“I am in my mother’s room. It’s I who live there now. I don’t know how I got there. The truth is I don’t know much. For example, my mother’s death. Was she already dead when I came? Or did she only die later? I mean enough to bury. I don’t know. Perhaps they haven’t buried her yet. In any case, I have taken her room.” (“Molloy”, Samuel Beckett, 1947). Another mother famously dies: “Maman died today. Or yesterday maybe. I don’t know. I got the telegram from the home: ‘Mother deceased. Funeral tomorrow. Faithfully yours.’ That doesn’t mean anything. Maybe it was yesterday.” What an odd congruence! (“The Stranger”, Albert Camus) Dismissed, jailed, smashed and finally de-sensitized. Left alone in a cage, unable to mourn the death of one’s mother!

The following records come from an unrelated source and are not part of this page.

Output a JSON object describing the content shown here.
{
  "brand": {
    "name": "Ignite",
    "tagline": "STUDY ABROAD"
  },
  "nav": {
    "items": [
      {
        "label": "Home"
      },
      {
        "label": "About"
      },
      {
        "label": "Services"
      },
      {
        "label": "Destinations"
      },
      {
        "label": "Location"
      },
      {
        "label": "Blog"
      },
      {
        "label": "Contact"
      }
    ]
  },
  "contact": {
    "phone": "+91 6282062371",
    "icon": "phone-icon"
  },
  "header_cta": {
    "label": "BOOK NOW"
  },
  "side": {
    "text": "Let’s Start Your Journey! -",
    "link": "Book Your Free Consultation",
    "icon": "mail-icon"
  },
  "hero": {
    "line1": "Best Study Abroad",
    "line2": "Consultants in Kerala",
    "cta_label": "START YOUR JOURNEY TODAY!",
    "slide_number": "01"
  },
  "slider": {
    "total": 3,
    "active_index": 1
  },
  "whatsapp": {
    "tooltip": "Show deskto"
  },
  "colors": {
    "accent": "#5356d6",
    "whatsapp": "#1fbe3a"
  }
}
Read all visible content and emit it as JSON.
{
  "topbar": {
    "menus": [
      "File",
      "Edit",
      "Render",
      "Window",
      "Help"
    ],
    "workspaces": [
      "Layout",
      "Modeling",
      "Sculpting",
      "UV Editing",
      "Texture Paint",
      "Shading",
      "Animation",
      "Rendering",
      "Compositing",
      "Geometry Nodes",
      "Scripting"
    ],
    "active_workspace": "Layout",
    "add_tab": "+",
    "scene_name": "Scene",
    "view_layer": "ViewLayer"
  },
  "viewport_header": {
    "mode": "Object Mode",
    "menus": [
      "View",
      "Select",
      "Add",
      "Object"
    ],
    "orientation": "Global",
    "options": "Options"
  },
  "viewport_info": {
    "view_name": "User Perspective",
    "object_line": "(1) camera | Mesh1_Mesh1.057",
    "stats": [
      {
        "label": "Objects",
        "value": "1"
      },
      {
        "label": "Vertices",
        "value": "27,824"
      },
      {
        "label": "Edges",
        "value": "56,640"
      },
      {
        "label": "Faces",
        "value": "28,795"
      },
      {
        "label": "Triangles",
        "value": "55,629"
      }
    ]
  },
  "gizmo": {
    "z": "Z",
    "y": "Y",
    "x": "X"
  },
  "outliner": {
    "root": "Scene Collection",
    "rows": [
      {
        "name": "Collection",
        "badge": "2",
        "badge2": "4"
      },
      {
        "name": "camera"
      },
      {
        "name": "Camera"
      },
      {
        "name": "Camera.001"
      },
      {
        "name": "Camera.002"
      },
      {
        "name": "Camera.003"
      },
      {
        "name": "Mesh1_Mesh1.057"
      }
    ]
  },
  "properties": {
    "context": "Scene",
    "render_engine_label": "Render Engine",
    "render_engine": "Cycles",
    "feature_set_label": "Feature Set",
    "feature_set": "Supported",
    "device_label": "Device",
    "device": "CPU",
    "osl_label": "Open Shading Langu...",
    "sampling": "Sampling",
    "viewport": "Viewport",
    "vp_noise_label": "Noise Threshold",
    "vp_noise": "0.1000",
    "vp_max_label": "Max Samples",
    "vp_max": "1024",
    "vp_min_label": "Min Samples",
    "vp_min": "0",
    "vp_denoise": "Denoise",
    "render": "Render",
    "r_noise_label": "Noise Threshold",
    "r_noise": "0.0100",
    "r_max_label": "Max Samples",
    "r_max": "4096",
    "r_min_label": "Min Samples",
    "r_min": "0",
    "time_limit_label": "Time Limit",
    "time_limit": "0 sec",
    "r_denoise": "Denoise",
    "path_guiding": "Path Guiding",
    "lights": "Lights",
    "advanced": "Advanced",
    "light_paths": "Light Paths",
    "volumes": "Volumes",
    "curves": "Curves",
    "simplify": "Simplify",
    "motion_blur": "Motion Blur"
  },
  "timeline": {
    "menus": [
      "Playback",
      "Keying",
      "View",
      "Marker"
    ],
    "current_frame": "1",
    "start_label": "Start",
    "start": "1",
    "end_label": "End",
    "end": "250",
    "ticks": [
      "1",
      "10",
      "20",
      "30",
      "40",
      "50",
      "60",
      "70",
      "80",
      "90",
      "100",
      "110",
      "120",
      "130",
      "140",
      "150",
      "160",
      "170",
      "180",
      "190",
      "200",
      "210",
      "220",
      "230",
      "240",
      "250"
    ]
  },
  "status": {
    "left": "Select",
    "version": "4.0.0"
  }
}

A deadpan Beckett sums it up: “The sun shone, having no alternative, on the nothing new. Murphy sat out of it, as though he were free, in a mew in West Brompton. Here for what might have been six months he had eaten, drunk, slept, and put his clothes on and off, in a medium-sized cage of north-western aspect commanding an unbroken view of medium-sized cages of south-eastern aspect. Soon he would have to make other arrangements, for the mew had been condemned. Soon he would have to buckle to and start eating, drinking, sleeping and putting clothes on and off, in quite alien surroundings.” (“Murphy”, Samuel Beckett, 1947)

When you read these words, you’re living in a one-room third-floor bedsitter in Shepherd’s Bush, a cage of southwestern aspect with an unbroken view of both smaller and slightly larger cages of southeastern aspect. You are “reading the law” at LSE and you are sexless for the first time in six years.   You wake every night to feed the heater a shilling, just to transit from nearly frozen to merely cold. You exist on Wimpy Bar beans and sausages, on flavorless cups of tea loaded with sugar and milk, on bad Cadbury’s chocolate. You’re damn near broke. You hate the shit music, mostly ABBA and Rod Stewart. Your friends have blown away like leaves. You are a foreigner with a student visa, an alien. Surrounding you are London’s thirteen millions.  Why do these books torment you so?